sjálfráð) and consent to marriage and conjugal chastity, which are central issues in the Icelandic version of the vita. Those sections relating to the wooing of Cunegund and the couple’s discussion of a chaste marriage, as well as the ordeal of Cunegund after she is accused of adultery, are translated. In the final and perhaps the most loosely related chapter of the volume, Margaret Cormack analyzes and translates eight different childbirth miracles from medieval Iceland, one of which is recorded in the annals but the rest of which are found in Maríu saga and in the lives of Bishops Þorlákr Þórhallsson and Guðmundr Arason. Cormack examines more specifically those childbirth miracles that relate a saint or the Virgin Mary relieving a woman of an unwanted or unusually long pregnancy. Cormack notes that such miracles solve the problematic issue of infant baptism, as well as the more pragmatic issue of how to deal with what Cormack refers to as the

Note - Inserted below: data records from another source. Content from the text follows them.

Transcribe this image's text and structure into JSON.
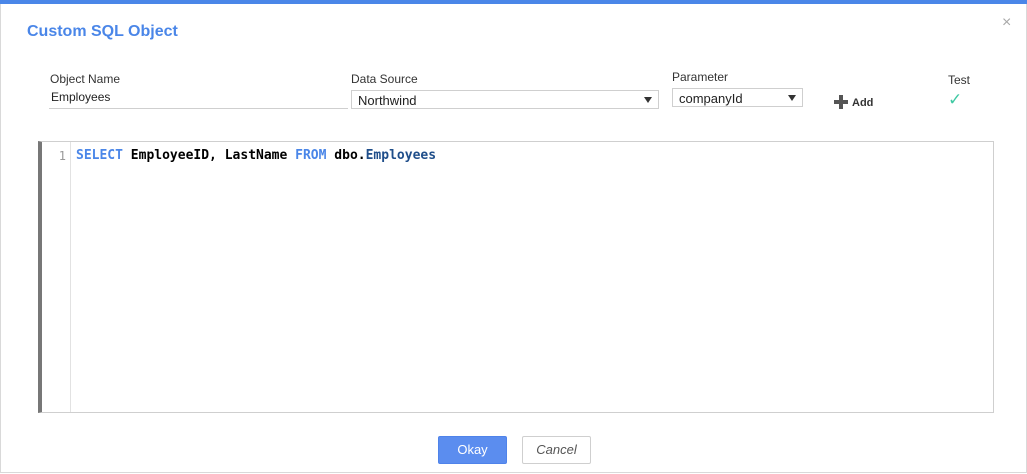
{
  "dialog": {
    "title": "Custom SQL Object",
    "close_glyph": "×"
  },
  "form": {
    "object_name": {
      "label": "Object Name",
      "value": "Employees"
    },
    "data_source": {
      "label": "Data Source",
      "value": "Northwind"
    },
    "parameter": {
      "label": "Parameter",
      "value": "companyId"
    },
    "add_label": "Add",
    "test": {
      "label": "Test",
      "icon": "check-icon",
      "glyph": "✓"
    }
  },
  "editor": {
    "line_numbers": [
      "1"
    ],
    "sql": {
      "kw1": "SELECT",
      "cols": " EmployeeID, LastName ",
      "kw2": "FROM",
      "schema": " dbo.",
      "table": "Employees"
    }
  },
  "footer": {
    "okay_label": "Okay",
    "cancel_label": "Cancel"
  },
  "colors": {
    "accent": "#4a86e8",
    "check": "#3fc9a3",
    "ok_button": "#5b8def"
  }
}
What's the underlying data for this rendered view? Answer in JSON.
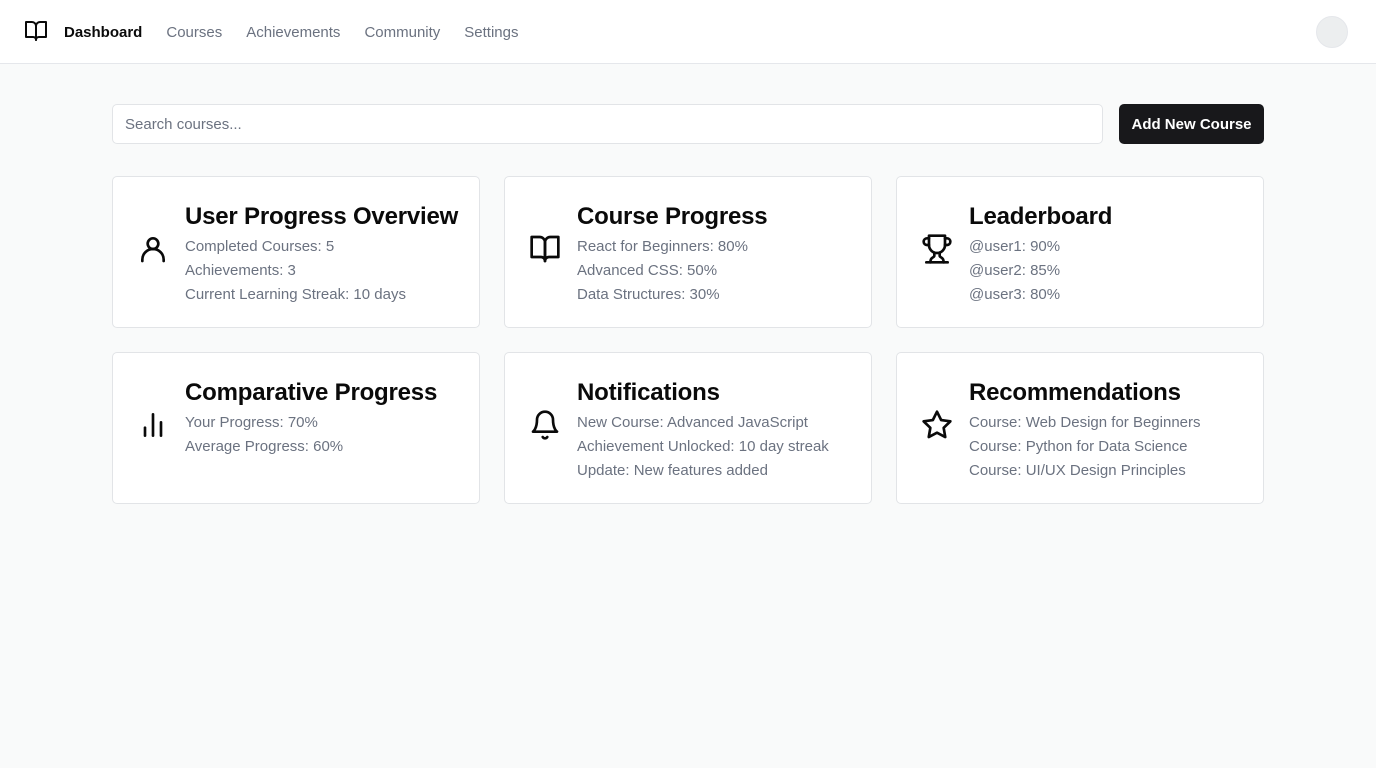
{
  "nav": {
    "items": [
      {
        "label": "Dashboard",
        "active": true
      },
      {
        "label": "Courses",
        "active": false
      },
      {
        "label": "Achievements",
        "active": false
      },
      {
        "label": "Community",
        "active": false
      },
      {
        "label": "Settings",
        "active": false
      }
    ]
  },
  "search": {
    "placeholder": "Search courses..."
  },
  "actions": {
    "add_label": "Add New Course"
  },
  "colors": {
    "primary_button": "#18181b",
    "background": "#f9fafa",
    "muted_text": "#6b7280"
  },
  "cards": [
    {
      "title": "User Progress Overview",
      "icon": "user-icon",
      "lines": [
        "Completed Courses: 5",
        "Achievements: 3",
        "Current Learning Streak: 10 days"
      ]
    },
    {
      "title": "Course Progress",
      "icon": "book-icon",
      "lines": [
        "React for Beginners: 80%",
        "Advanced CSS: 50%",
        "Data Structures: 30%"
      ]
    },
    {
      "title": "Leaderboard",
      "icon": "trophy-icon",
      "lines": [
        "@user1: 90%",
        "@user2: 85%",
        "@user3: 80%"
      ]
    },
    {
      "title": "Comparative Progress",
      "icon": "bar-chart-icon",
      "lines": [
        "Your Progress: 70%",
        "Average Progress: 60%"
      ]
    },
    {
      "title": "Notifications",
      "icon": "bell-icon",
      "lines": [
        "New Course: Advanced JavaScript",
        "Achievement Unlocked: 10 day streak",
        "Update: New features added"
      ]
    },
    {
      "title": "Recommendations",
      "icon": "star-icon",
      "lines": [
        "Course: Web Design for Beginners",
        "Course: Python for Data Science",
        "Course: UI/UX Design Principles"
      ]
    }
  ]
}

of unwanted children.
DuBois acknowledges the limitations of this work in his introduction, and stresses that the volume is meant to be representative rather than exhaustive. However, while the texts and studies presented are important and very useful, the choice of saints examined in this volume still seems somewhat arbitrary and slightly eclectic. Why were some saints chosen as subjects of this volume, and not others? Since much scholarly attention has already been devoted to St. Olaf of Norway, why dedicate a chapter to his life rather than to a Scandinavian saint about whom little has been written? Consider, for example, the cases of Hallvarð, the patron saint of Oslo, as well as the various native female saints of Scandinavia, such as Helena of Skövde or Margareta of Roskilde, whose
vitae are extant but whose stories have yet to be told in the English language.
Overall, however, this book is an excellent and valuable contribution to the field of Scandinavian Studies and, more specifically, scholarship on the genre of medieval Scandinavian hagiography. It will be especially useful for non-specialists wishing to have access to parts of the corpus of medieval Scandinavian saints’ lives, and will prove a valuable resource for students wishing for an introduction to this type of medieval Scandinavian literature in a translated format. The work will hopefully also bring attention to the hitherto overlooked native Scandinavian saints and prompt scholars to examine further the lives of those mentioned only in passing in this volume.